I’m sure that any seasoned camper will tell you that planning, preparing and packing for a camping trip is probably the most time consuming, difficult and hated task on any camping trip. In fact I prefer setting up or taking down camp to preparing for a camping trip because these tasks only take a couple of hours at most. Here are a few suggestions to consider:
Maintain a Master Packing List on Your Home Computer: Print a fresh copy of the list for each camping trip. This will save you hours of frustration in writing a list for each trip. What’s more, it can save you the aggravation of forgetting to list and pack something important, like a tent or sleeping bag. Several years ago while camping at Bon Echo, my new neighbour arrived, only to drive back home and return the following day because he had forgotten the key to his rooftop capsule that contained most of his camping equipment.
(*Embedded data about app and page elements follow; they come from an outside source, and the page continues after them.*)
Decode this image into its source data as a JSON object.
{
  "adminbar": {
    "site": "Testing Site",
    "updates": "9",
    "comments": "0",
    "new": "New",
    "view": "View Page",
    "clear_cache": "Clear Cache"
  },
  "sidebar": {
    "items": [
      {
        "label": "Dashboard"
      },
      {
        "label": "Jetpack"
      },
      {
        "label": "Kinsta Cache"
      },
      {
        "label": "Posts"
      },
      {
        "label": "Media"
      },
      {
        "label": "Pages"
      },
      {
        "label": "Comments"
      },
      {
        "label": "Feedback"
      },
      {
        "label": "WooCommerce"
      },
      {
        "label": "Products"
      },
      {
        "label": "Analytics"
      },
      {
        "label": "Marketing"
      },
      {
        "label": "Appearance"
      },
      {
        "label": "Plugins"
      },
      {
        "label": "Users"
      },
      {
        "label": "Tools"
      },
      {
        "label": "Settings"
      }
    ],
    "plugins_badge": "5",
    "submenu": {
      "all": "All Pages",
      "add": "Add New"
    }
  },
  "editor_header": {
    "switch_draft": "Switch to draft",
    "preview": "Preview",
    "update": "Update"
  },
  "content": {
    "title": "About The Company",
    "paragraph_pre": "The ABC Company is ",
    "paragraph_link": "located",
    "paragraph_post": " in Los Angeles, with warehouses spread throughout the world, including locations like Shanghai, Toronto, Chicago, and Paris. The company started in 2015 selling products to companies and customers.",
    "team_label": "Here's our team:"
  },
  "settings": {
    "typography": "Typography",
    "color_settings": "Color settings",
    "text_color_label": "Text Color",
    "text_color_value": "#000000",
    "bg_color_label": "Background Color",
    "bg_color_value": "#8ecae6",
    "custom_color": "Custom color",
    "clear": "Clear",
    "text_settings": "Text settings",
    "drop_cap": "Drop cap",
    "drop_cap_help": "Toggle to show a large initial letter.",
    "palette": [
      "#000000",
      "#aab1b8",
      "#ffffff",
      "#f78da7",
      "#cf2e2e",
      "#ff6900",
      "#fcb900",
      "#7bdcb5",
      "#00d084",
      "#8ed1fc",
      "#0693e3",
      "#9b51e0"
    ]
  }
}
Over the years, your list should be updated to reflect your current needs. As mentioned in one of my previous posts, here is a starter list that you can build on: http://www.tips4camping.com/camping-gear_316.html
Test Out All Camping Equipment At Home Annually: I test out all of my camping equipment, each spring, before the first camping trip. The tent and dining shelter get set up on my front lawn at home to make sure that all parts are still operable. I also inspect the fabric for rips and tears. This would be a good time to reseal the seams with a tent sealer product. Air mattresses and self-inflating sleeping pads should be inflated and checked for leaks. The stove should be cleaned and started to ensure that it is still operable. You should check over everything that you take on your camping trip and repair or replace whatever is defective. If you need any new camping gear, you can check this link to get an idea of what is available and how much it will cost: http://astore.amazon.com/tip4cam-20
Reduce Waste When Camping: Drinking water is safe at most Ontario Parks campgrounds. Bringing cases of bottled water is a bad option because it takes up space in your vehicle and the empty bottles add to waste at campgrounds. Boiling water or using a water filter pump or water purification tablets are other options if the drinking water isn’t safe. Avoid using paper cups and plates, as well as plastic forks, spoons and knives. Use refillable propane cylinders instead of disposable ones to reduce waste at the campground.
Compress Gear Before Loading: Tents, screen houses, and sleeping bags should always be packed in the bags and stuff sacks that they were purchased in to ensure that they are compressed when in transit. Pillows and other items can also be compressed, tied, and bagged to save space. Loose items can be packed in hockey bags, backpacks, knapsacks, and plastic storage bins to make them as compact as possible and allow for easy management at the campsite. Consider paying a little more for camping gear that is more compact, as this can save some frustration if you are challenged for space in your vehicle.
Buy Groceries at Home: For the most part, the grocery stores near campgrounds will be more expensive and the selection is not as great as at home.
For more details on camping see The Camp Tripper. The Camp Tripper includes: trip planning, reservations, gear, meals, setting up camp, activities, breaking camp, maintenance of gear and many tips for memorable camping trips in Ontario. The book is very reasonably priced and small enough to fit in the glove compartment of your vehicle. Here are four reasons why you might prefer to order it in e-book (electronic book) format:
- The e-book price is 37% less
- No shipping costs, which saves you even more
- Instant delivery to your computer or hand-held device
- Eliminates paper and saves trees
This book is currently only available in online bookstores.